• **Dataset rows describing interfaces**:
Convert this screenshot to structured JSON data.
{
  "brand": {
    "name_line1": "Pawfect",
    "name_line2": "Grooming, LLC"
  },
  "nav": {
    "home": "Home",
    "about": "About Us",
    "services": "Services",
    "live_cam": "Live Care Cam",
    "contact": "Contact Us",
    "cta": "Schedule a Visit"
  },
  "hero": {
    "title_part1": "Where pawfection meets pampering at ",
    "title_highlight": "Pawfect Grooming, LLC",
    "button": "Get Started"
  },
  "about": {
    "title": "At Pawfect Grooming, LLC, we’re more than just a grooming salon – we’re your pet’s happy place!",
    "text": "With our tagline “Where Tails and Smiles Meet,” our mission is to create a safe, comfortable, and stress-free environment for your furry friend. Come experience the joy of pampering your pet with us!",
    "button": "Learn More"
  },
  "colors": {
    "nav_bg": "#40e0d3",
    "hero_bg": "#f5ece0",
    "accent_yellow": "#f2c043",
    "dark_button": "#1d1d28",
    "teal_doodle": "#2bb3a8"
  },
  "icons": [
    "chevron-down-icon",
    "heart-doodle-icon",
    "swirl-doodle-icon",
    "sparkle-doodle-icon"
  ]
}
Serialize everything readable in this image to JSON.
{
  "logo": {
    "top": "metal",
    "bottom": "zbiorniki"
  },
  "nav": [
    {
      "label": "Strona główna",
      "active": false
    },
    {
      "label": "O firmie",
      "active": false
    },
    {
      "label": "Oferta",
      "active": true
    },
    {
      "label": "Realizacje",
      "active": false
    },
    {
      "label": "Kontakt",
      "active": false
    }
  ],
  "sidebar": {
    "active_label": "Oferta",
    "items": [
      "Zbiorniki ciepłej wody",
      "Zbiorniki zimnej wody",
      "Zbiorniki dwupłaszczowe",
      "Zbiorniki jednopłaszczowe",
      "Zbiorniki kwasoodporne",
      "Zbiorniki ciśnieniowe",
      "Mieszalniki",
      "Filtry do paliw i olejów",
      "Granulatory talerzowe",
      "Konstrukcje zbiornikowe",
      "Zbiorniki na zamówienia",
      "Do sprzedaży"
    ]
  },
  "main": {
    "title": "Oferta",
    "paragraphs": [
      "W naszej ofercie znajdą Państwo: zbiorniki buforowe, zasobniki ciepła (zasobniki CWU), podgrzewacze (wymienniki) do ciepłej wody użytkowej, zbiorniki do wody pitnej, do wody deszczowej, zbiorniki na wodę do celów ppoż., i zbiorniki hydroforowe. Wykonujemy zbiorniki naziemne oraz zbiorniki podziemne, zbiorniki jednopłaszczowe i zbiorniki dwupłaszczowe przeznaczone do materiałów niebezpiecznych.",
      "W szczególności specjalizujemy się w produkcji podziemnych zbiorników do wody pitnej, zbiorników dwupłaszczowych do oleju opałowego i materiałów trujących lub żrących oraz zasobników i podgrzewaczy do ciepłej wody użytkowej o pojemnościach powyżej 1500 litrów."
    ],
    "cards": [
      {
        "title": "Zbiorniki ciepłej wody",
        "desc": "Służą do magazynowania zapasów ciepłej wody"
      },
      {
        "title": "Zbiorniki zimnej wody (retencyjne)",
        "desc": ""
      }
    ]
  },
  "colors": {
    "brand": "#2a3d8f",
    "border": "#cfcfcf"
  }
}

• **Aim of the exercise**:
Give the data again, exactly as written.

• **Result of this exercise**:
Convert this screenshot to structured JSON data.
{
  "brand": {
    "name_line1": "Pawfect",
    "name_line2": "Grooming, LLC"
  },
  "nav": {
    "home": "Home",
    "about": "About Us",
    "services": "Services",
    "live_cam": "Live Care Cam",
    "contact": "Contact Us",
    "cta": "Schedule a Visit"
  },
  "hero": {
    "title_part1": "Where pawfection meets pampering at ",
    "title_highlight": "Pawfect Grooming, LLC",
    "button": "Get Started"
  },
  "about": {
    "title": "At Pawfect Grooming, LLC, we’re more than just a grooming salon – we’re your pet’s happy place!",
    "text": "With our tagline “Where Tails and Smiles Meet,” our mission is to create a safe, comfortable, and stress-free environment for your furry friend. Come experience the joy of pampering your pet with us!",
    "button": "Learn More"
  },
  "colors": {
    "nav_bg": "#40e0d3",
    "hero_bg": "#f5ece0",
    "accent_yellow": "#f2c043",
    "dark_button": "#1d1d28",
    "teal_doodle": "#2bb3a8"
  },
  "icons": [
    "chevron-down-icon",
    "heart-doodle-icon",
    "swirl-doodle-icon",
    "sparkle-doodle-icon"
  ]
}
Serialize everything readable in this image to JSON.
{
  "logo": {
    "top": "metal",
    "bottom": "zbiorniki"
  },
  "nav": [
    {
      "label": "Strona główna",
      "active": false
    },
    {
      "label": "O firmie",
      "active": false
    },
    {
      "label": "Oferta",
      "active": true
    },
    {
      "label": "Realizacje",
      "active": false
    },
    {
      "label": "Kontakt",
      "active": false
    }
  ],
  "sidebar": {
    "active_label": "Oferta",
    "items": [
      "Zbiorniki ciepłej wody",
      "Zbiorniki zimnej wody",
      "Zbiorniki dwupłaszczowe",
      "Zbiorniki jednopłaszczowe",
      "Zbiorniki kwasoodporne",
      "Zbiorniki ciśnieniowe",
      "Mieszalniki",
      "Filtry do paliw i olejów",
      "Granulatory talerzowe",
      "Konstrukcje zbiornikowe",
      "Zbiorniki na zamówienia",
      "Do sprzedaży"
    ]
  },
  "main": {
    "title": "Oferta",
    "paragraphs": [
      "W naszej ofercie znajdą Państwo: zbiorniki buforowe, zasobniki ciepła (zasobniki CWU), podgrzewacze (wymienniki) do ciepłej wody użytkowej, zbiorniki do wody pitnej, do wody deszczowej, zbiorniki na wodę do celów ppoż., i zbiorniki hydroforowe. Wykonujemy zbiorniki naziemne oraz zbiorniki podziemne, zbiorniki jednopłaszczowe i zbiorniki dwupłaszczowe przeznaczone do materiałów niebezpiecznych.",
      "W szczególności specjalizujemy się w produkcji podziemnych zbiorników do wody pitnej, zbiorników dwupłaszczowych do oleju opałowego i materiałów trujących lub żrących oraz zasobników i podgrzewaczy do ciepłej wody użytkowej o pojemnościach powyżej 1500 litrów."
    ],
    "cards": [
      {
        "title": "Zbiorniki ciepłej wody",
        "desc": "Służą do magazynowania zapasów ciepłej wody"
      },
      {
        "title": "Zbiorniki zimnej wody (retencyjne)",
        "desc": ""
      }
    ]
  },
  "colors": {
    "brand": "#2a3d8f",
    "border": "#cfcfcf"
  }
}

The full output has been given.